Head back to school with clear skin
Back-to-school 2020 is nearly unrecognizable from years past. For some, returning to the classroom may involve shopping for masks, coaching students and teachers on social distancing, and navigating rotating schedules. For others, it may be setting up laptops, learning how to access virtual classrooms, and recruiting neighbors into learning pods. Due to so many changes and uncertainties, it’s more important than ever to manage back-to-school apprehension. Addressing conditions like acne, which can intensify anxiety, can make the transition easier for anyone coping with the disorder - student or teacher.
More than skin deep.
While we often think of the physical toll of acne, its effects go much deeper. What is commonly and incorrectly viewed as a right-of-passage for many teens and young adults can profoundly impact classroom performance and mental health. According to the American Academy of Dermatology, “people with acne have said that their skin makes them feel unattractive, embarrassed, or self-conscious. These feelings can cause some teens to avoid trying out for sports, getting a part-time job, or participating in class.” Even more alarming, studies show that acne patients are 60% more likely to be diagnosed with major depressive disorder than the general population.
Too busy for the doctor?
Getting any medical appointment can feel like an impossible task these days. Scheduling is already a challenge. With quarantine regulations, PPE requirements, and fitting another assignment onto a packed calendar, it’s tempting to postpone dermatology appointments until life is less hectic. However, acting now is the best way to ensure clear skin for the new school year. Why? Because many medications - especially those for acne - take several weeks to a month to work. Starting a regimen with a board-certified dermatologist today will have you looking and feeling your best in time for the classroom or Zoom lessons.
Take care online.
Computers, tablets, and phones aren’t just a link to academia. With DermatologistOnCall, you can conduct a visit immediately from your smartphone, laptop, or other mobile devices - no appointment needed. A visit takes about 10 minutes and all cases are reviewed by board-certified dermatologists. In an average of 18 hours, DOC patients have a diagnosis, treatment plan, and prescriptions sent directly to the pharmacy (traditional or mail-order, it’s the patient’s choice) if necessary.

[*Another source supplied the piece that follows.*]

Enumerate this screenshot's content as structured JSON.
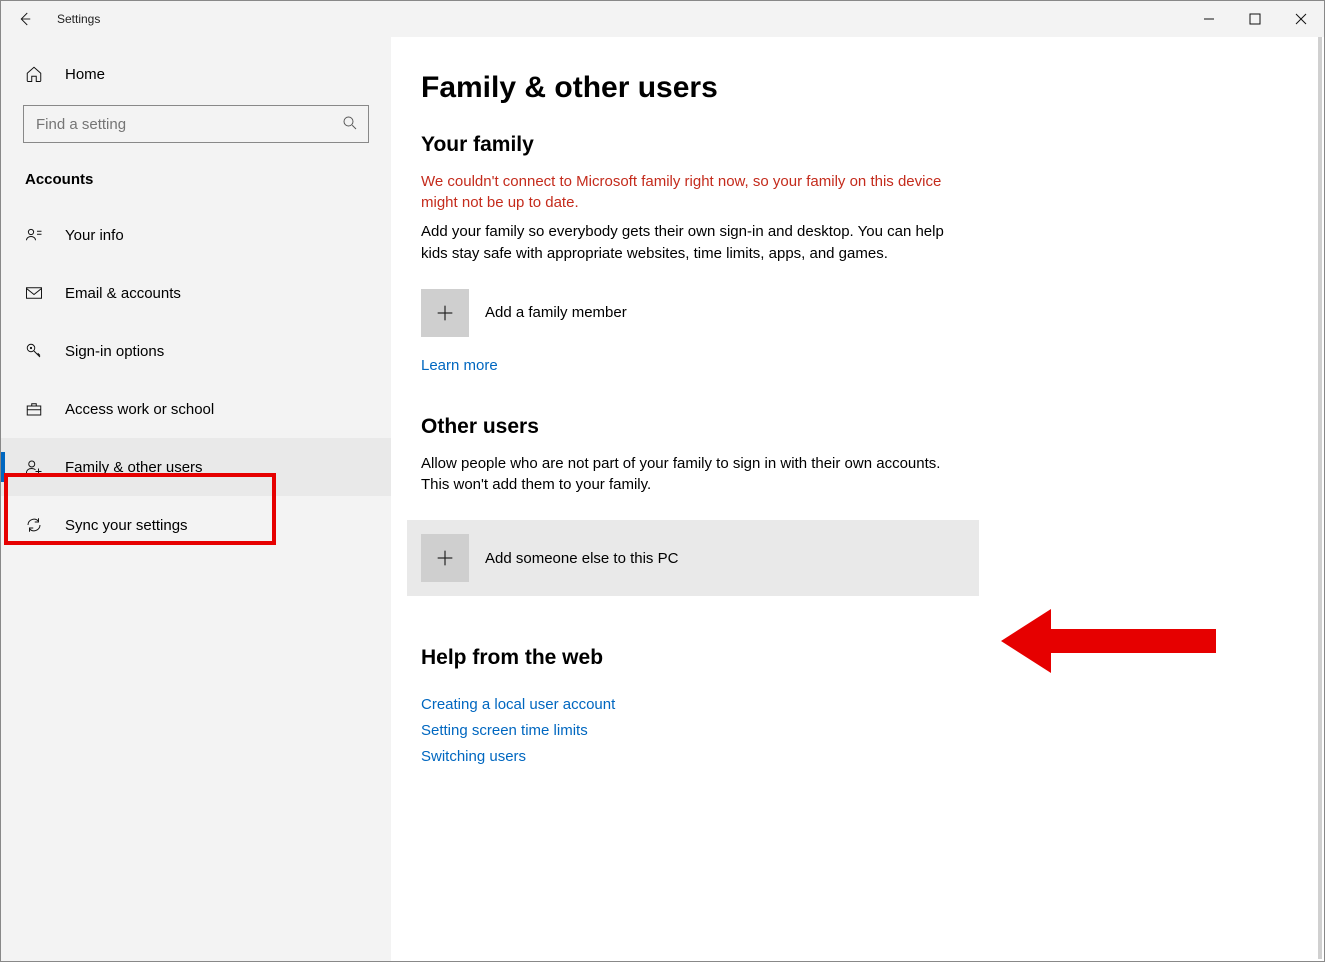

Acne can affect more than your skin. American Academy of Dermatology. https://www.aad.org/public/diseases/acne/acne-emotional-effects
Risk of depression among patients with acne in the U.K.: a population‐based cohort study I.A. Vallerand R.T. Lewinson L.M. Parsons M.W. Lowerison A.D. Frolkis G.G. Kaplan C. Barnabe A.G.M. Bulloch S.B. Patten